------ Excerpted records

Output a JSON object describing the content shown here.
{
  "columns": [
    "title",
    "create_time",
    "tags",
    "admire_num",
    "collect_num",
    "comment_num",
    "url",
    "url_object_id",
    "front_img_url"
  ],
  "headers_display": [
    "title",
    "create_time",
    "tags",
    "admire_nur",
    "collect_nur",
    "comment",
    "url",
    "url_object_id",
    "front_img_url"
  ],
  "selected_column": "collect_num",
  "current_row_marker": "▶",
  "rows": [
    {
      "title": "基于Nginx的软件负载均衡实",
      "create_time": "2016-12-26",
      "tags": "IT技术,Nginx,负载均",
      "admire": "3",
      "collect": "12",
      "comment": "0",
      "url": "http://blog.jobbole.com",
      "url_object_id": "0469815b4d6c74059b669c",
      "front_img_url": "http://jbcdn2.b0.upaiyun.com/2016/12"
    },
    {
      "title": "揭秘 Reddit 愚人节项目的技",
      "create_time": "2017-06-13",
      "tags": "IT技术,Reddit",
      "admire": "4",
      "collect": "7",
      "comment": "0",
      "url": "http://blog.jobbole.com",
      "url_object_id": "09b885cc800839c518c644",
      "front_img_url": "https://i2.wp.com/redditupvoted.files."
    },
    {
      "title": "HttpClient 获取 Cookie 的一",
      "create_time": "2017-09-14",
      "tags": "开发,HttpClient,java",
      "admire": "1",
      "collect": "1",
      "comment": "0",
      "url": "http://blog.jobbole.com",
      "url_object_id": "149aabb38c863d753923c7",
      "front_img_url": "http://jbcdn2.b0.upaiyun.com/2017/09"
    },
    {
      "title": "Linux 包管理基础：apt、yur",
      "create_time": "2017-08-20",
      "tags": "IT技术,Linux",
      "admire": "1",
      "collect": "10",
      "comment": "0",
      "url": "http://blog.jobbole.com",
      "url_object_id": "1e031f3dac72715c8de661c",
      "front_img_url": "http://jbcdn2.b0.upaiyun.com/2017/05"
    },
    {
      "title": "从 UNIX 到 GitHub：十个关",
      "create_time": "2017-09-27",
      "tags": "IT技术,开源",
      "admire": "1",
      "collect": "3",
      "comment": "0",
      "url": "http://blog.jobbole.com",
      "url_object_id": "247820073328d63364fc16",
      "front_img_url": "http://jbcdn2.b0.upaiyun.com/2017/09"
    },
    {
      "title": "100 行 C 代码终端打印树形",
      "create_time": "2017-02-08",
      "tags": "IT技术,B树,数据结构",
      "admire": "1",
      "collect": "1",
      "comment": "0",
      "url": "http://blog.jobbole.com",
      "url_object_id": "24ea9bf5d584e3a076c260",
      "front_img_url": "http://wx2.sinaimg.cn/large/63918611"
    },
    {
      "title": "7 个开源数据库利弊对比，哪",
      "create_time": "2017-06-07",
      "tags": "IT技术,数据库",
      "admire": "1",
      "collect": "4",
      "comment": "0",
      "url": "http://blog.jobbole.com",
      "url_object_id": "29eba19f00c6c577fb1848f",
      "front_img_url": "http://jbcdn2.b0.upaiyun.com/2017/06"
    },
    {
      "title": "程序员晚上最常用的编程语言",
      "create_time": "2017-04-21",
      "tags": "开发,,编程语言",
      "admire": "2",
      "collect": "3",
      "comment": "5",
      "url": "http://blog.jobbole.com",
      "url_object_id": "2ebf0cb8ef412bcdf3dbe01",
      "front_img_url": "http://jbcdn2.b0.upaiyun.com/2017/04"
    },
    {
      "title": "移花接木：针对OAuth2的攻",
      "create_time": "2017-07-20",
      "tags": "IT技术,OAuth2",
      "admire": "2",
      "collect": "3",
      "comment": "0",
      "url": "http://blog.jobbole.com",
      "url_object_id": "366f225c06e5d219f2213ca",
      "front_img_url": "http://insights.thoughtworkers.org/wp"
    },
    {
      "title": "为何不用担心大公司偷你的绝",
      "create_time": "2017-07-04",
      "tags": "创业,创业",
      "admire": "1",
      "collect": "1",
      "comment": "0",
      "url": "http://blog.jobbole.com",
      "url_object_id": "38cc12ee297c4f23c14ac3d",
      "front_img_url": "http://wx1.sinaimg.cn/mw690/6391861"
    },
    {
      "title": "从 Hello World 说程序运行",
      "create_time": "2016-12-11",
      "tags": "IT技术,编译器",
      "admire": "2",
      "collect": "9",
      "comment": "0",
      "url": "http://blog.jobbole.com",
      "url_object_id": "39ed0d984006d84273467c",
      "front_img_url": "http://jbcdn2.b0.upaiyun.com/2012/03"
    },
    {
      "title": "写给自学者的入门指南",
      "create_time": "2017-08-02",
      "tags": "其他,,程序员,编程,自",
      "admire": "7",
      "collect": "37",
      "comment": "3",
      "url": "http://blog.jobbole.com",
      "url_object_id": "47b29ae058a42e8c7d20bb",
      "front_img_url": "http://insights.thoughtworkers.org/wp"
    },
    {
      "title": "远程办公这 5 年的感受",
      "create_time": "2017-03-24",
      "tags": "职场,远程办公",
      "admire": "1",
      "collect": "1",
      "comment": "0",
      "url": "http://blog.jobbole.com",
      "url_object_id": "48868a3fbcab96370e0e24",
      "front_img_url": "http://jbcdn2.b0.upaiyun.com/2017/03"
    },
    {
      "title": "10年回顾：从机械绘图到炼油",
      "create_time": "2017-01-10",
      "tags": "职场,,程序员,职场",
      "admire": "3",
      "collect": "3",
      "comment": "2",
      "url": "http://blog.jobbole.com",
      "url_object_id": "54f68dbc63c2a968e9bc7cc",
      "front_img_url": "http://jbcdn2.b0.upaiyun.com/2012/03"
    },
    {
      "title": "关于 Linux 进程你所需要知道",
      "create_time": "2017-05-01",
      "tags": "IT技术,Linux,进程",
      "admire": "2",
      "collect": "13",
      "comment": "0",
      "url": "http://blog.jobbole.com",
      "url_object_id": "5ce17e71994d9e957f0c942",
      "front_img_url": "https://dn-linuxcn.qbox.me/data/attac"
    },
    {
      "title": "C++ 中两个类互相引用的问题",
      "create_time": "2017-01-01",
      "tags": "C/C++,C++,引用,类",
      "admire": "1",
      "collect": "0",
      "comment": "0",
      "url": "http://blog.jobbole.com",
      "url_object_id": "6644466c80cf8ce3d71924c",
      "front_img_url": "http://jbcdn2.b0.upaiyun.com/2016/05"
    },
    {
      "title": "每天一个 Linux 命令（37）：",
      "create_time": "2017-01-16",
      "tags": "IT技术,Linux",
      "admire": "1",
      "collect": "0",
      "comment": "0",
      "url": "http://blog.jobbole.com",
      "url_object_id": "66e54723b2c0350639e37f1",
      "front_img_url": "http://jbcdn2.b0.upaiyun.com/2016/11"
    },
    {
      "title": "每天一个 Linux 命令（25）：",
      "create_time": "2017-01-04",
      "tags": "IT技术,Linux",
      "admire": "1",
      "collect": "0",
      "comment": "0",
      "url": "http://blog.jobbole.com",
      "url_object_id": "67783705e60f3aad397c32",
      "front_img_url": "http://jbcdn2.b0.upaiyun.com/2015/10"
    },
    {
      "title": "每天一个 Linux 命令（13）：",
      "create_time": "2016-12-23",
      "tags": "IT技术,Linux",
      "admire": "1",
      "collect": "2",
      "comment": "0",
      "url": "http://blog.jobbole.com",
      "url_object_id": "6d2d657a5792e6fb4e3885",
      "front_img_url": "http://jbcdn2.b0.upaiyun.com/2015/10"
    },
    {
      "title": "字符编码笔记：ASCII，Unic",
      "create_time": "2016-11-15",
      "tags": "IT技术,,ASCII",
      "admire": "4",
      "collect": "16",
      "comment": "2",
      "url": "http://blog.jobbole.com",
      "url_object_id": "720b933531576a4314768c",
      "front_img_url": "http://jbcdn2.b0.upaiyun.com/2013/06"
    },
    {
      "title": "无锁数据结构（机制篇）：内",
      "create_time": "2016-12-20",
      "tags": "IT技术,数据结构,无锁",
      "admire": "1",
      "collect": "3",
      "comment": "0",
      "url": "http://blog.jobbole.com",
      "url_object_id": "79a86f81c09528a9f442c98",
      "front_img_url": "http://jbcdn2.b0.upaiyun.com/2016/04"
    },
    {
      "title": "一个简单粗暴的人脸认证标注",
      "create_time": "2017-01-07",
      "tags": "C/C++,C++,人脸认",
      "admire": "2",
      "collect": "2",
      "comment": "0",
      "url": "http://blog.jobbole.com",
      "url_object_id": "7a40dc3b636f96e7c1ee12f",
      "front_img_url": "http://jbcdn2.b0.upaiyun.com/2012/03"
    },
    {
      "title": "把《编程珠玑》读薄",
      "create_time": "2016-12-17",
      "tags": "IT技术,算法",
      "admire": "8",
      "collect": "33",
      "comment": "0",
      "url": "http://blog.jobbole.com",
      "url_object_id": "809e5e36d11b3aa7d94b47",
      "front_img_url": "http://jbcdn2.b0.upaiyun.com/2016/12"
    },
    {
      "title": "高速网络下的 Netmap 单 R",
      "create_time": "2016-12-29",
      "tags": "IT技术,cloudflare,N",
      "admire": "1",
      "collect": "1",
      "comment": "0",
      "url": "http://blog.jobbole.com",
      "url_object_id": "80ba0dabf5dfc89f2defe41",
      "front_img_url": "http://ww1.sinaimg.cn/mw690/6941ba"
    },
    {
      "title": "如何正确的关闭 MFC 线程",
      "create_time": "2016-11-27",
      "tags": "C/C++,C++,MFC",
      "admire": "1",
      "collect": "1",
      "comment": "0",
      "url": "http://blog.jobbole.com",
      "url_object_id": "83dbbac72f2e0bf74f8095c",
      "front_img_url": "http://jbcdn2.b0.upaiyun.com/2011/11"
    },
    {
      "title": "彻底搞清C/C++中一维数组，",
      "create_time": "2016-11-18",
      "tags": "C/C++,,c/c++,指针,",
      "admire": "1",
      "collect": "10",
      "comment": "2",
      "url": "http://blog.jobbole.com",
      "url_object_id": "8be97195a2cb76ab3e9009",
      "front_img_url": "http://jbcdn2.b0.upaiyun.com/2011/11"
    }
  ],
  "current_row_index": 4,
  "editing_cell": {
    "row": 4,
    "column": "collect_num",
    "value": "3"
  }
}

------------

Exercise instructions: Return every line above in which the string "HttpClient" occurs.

Answer box:
      "title": "HttpClient 获取 Cookie 的一",
      "tags": "开发,HttpClient,java",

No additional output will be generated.